What you have to do = The word "icon" occurs in some lines of the data. Return each such line.

*** Block opens ***

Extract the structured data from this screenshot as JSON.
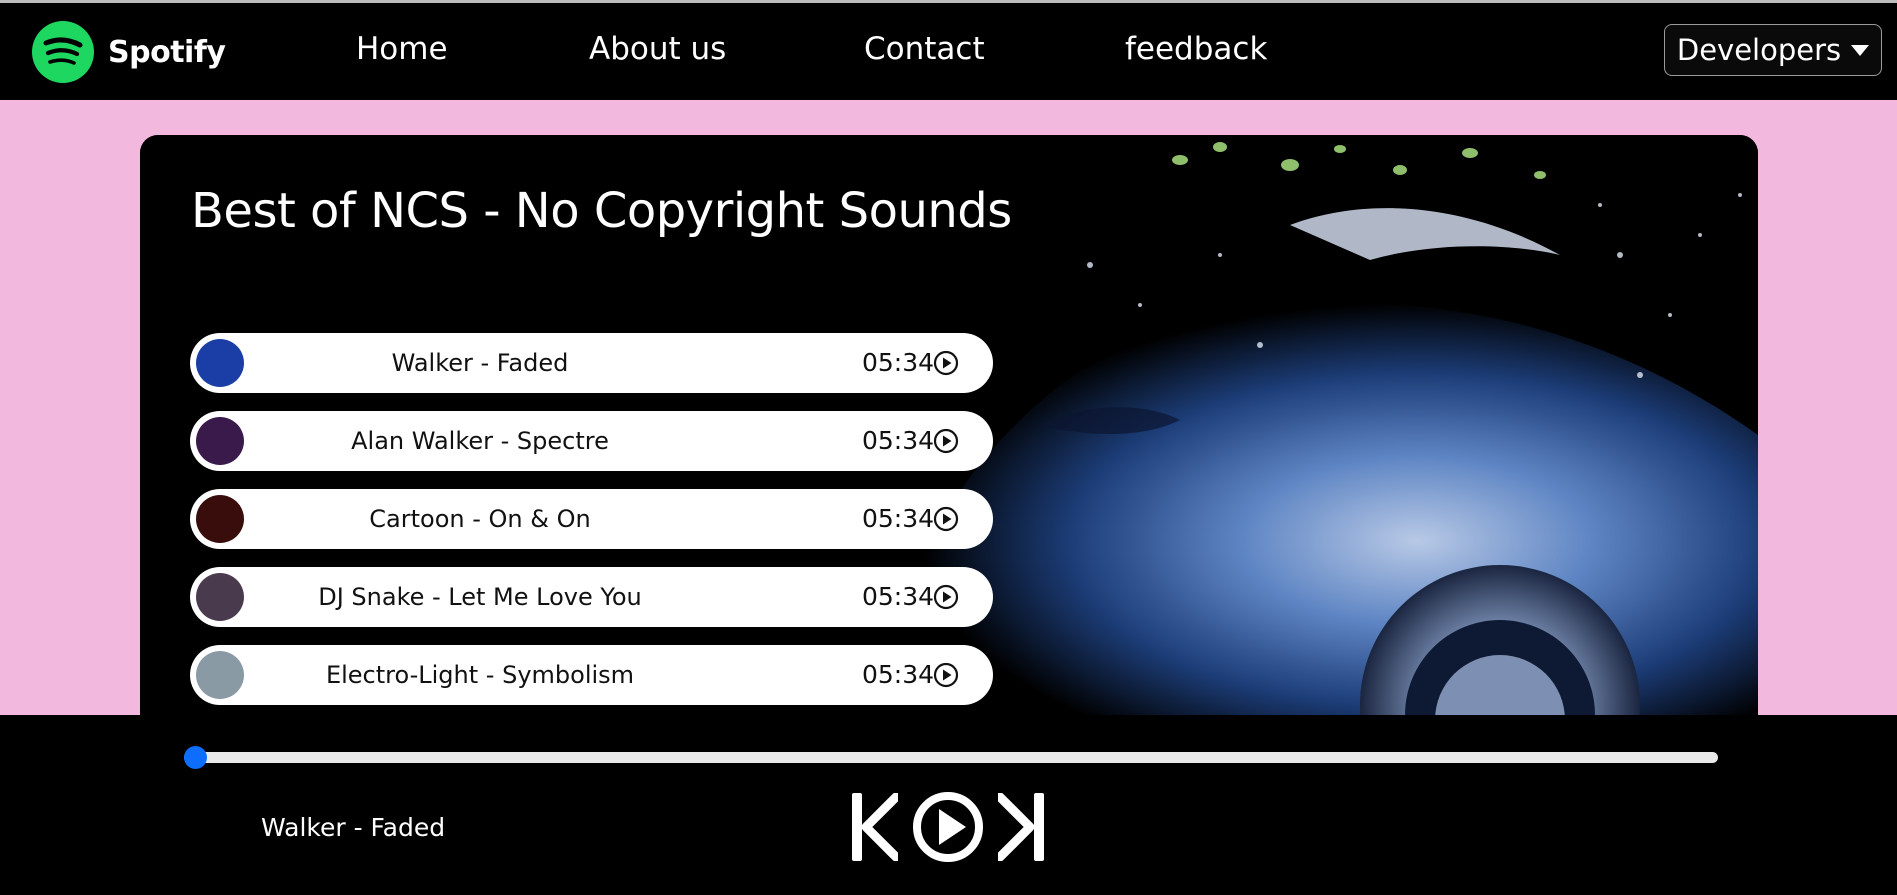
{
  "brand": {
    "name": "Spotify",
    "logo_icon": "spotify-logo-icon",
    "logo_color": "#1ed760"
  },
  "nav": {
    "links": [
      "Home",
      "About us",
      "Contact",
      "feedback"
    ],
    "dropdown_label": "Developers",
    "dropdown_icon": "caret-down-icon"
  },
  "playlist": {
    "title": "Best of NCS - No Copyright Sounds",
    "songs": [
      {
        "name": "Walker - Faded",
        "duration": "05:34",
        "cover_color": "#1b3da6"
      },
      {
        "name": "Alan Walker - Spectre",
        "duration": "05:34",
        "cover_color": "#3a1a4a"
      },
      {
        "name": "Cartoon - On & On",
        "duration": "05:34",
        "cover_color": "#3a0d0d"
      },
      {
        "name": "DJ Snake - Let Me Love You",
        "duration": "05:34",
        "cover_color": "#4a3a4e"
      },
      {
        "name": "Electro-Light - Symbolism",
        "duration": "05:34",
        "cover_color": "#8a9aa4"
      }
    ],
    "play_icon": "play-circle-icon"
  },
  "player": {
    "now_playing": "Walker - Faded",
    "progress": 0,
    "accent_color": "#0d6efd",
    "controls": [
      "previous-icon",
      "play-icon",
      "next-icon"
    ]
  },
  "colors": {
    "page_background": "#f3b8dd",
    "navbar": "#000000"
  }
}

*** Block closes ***

Your solution =
    "logo_icon": "spotify-logo-icon",
    "dropdown_icon": "caret-down-icon"
    "play_icon": "play-circle-icon"
      "previous-icon",
      "play-icon",
      "next-icon"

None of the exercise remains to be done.